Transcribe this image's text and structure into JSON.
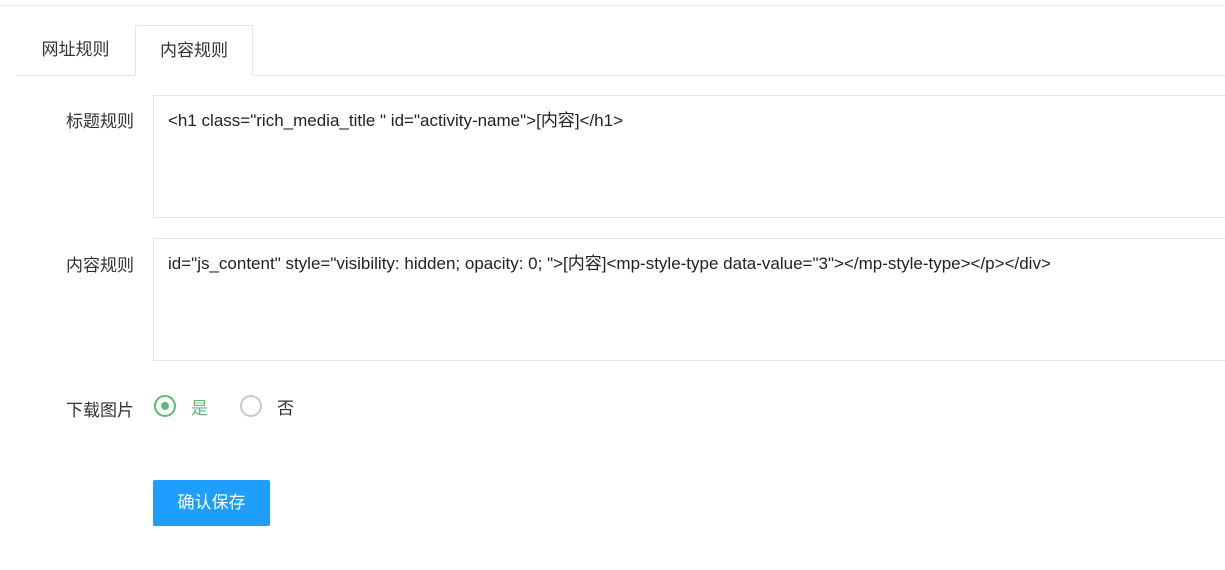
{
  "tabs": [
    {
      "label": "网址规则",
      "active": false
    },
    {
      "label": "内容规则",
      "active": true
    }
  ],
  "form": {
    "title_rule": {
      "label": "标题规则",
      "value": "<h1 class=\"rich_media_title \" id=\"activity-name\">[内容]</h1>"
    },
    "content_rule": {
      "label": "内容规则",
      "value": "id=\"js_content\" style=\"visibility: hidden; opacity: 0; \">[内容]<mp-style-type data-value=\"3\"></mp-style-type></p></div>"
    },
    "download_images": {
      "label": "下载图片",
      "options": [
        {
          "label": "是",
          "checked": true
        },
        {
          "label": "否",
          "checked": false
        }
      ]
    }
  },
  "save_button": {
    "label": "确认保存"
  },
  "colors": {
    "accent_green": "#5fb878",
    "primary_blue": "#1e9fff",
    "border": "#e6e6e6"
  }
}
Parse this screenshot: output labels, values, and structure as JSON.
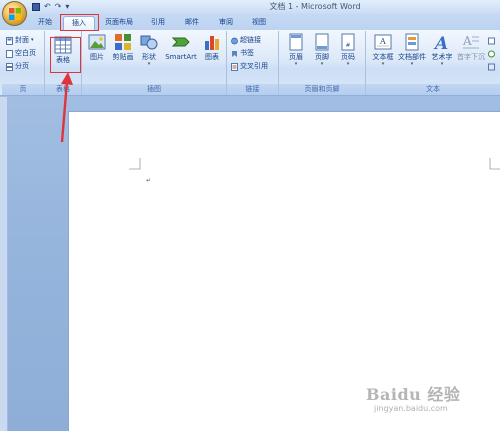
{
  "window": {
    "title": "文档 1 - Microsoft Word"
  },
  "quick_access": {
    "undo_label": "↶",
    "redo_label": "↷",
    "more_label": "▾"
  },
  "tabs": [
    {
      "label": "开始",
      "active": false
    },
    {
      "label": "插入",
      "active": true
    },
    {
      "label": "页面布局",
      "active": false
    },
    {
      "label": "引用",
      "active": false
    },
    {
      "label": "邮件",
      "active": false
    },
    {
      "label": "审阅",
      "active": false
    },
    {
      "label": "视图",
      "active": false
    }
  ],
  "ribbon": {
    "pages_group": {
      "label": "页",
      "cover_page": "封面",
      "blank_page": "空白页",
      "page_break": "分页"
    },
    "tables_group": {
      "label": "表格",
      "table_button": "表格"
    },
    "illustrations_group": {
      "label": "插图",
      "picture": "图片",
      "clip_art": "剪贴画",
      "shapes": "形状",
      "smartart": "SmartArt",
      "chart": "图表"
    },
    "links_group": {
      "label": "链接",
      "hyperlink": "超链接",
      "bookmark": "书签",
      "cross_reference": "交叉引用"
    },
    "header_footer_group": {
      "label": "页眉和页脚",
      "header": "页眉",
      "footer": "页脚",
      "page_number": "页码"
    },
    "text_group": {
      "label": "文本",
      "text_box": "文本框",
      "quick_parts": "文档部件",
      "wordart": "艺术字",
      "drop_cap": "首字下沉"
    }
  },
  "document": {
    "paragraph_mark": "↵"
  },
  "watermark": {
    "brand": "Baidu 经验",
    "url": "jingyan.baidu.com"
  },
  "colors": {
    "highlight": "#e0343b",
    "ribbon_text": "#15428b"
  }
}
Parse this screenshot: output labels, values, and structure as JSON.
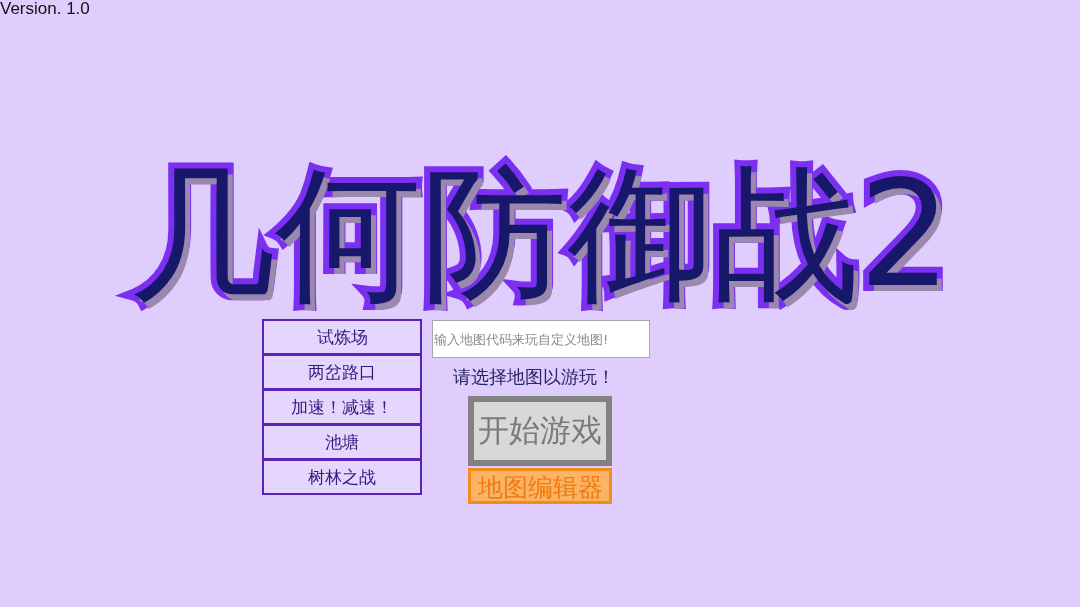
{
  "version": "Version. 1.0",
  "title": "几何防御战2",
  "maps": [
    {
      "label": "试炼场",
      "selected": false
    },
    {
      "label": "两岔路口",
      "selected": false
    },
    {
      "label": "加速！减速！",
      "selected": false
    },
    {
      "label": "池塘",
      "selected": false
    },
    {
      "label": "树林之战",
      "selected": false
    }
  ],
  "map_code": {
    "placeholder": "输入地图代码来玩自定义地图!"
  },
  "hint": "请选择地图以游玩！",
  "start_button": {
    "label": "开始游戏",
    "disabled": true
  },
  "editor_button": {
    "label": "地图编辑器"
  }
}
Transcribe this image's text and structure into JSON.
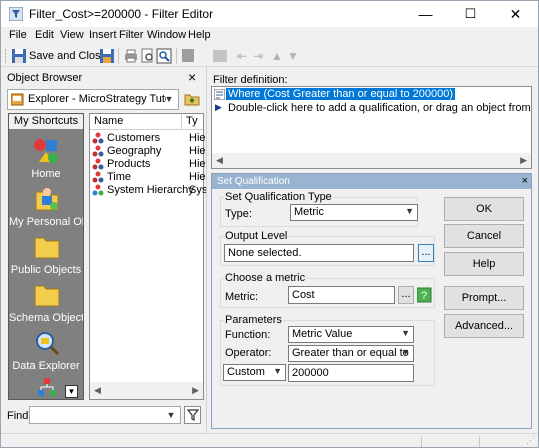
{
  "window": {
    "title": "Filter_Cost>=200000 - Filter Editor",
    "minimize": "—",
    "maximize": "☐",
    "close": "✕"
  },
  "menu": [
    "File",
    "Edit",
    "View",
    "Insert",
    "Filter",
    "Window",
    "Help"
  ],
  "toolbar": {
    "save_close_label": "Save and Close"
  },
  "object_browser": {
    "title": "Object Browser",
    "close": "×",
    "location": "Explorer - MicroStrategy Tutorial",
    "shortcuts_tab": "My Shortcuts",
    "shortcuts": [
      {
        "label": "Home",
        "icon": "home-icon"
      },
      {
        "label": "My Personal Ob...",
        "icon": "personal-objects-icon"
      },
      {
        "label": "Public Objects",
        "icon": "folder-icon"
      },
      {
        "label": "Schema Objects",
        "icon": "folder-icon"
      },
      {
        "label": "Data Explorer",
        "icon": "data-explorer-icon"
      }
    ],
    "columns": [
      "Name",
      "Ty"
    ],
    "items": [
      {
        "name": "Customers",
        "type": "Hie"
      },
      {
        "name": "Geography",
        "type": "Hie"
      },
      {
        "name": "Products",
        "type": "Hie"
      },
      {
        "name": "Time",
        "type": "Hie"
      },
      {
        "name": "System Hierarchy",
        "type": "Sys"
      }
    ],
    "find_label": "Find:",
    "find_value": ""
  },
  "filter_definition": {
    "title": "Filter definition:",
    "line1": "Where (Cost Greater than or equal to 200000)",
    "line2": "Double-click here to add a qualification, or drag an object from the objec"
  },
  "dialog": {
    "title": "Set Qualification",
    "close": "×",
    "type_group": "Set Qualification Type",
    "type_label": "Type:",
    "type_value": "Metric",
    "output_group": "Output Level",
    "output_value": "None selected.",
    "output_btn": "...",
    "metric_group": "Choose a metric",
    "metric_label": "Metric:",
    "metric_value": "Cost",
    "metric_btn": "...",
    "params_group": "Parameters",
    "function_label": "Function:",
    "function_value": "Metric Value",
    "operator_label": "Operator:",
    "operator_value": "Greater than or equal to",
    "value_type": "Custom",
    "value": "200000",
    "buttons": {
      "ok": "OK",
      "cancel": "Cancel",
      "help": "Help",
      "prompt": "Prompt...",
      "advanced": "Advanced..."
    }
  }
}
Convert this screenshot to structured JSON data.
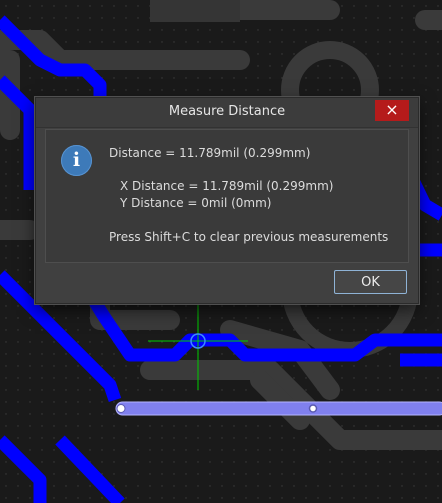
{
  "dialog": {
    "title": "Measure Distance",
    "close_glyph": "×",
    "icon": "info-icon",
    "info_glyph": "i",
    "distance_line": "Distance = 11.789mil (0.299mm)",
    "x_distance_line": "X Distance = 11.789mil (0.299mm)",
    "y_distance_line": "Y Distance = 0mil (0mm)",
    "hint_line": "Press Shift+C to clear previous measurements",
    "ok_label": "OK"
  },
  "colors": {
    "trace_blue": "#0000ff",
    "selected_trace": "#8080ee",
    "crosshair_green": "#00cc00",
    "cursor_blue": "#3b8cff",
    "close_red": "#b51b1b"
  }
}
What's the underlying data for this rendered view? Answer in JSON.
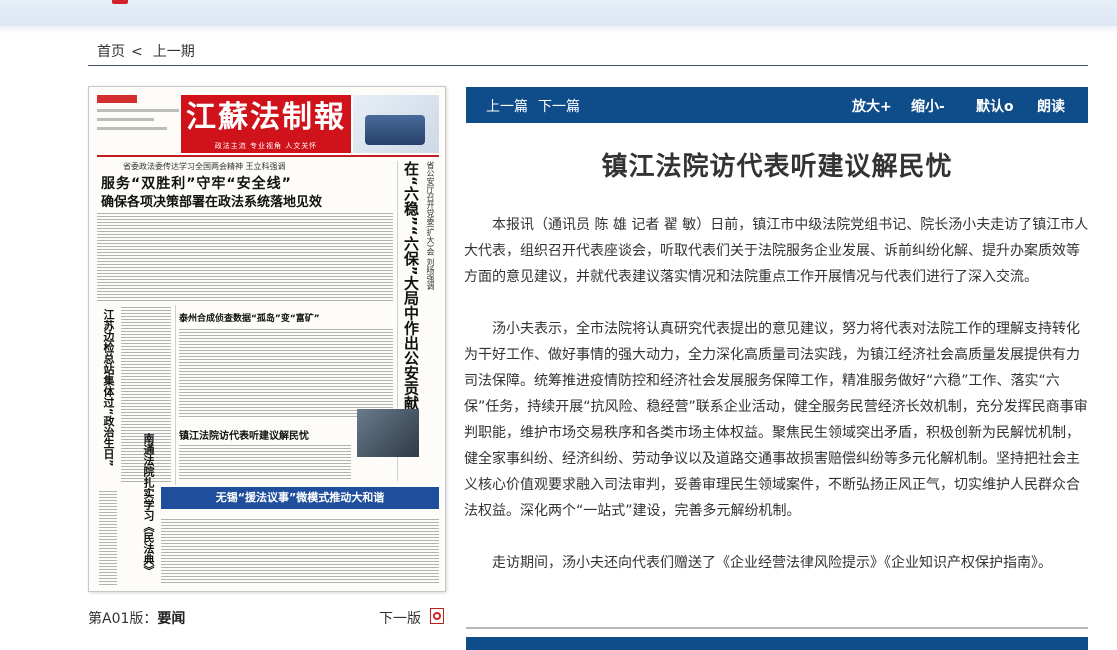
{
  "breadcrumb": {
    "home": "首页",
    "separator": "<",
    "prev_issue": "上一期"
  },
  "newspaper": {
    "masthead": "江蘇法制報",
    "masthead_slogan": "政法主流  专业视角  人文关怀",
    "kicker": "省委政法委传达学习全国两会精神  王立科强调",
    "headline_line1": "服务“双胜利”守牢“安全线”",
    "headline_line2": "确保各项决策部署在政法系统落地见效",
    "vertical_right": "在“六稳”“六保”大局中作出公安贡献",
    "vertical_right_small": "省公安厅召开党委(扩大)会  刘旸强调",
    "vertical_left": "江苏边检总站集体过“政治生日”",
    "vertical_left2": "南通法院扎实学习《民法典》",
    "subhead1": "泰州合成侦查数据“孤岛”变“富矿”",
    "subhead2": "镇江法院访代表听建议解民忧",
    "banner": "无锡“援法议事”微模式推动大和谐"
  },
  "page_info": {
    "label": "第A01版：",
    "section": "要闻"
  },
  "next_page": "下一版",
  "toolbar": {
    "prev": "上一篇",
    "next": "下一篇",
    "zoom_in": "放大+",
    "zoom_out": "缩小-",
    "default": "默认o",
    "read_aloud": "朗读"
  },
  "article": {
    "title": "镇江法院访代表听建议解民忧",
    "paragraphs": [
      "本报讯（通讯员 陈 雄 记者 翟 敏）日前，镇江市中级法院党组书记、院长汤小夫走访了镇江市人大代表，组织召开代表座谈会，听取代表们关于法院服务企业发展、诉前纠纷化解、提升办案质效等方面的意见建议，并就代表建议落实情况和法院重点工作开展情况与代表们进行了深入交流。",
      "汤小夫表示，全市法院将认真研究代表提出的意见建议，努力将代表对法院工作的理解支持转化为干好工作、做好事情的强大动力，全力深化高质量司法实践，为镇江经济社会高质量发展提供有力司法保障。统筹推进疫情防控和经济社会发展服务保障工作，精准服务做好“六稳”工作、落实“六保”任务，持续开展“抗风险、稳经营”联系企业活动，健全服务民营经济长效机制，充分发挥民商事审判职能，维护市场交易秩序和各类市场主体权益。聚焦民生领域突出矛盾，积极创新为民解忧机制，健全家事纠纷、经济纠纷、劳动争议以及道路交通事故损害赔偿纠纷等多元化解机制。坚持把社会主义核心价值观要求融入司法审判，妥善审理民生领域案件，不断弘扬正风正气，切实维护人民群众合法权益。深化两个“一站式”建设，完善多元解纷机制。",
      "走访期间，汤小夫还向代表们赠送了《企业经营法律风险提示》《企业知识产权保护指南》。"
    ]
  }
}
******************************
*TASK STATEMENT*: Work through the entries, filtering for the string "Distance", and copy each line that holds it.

*FINISHED TASK*:
    "title": "Measure Distance",
    "distance_line": "Distance = 11.789mil (0.299mm)",
    "x_distance_line": "X Distance = 11.789mil (0.299mm)",
    "y_distance_line": "Y Distance = 0mil (0mm)",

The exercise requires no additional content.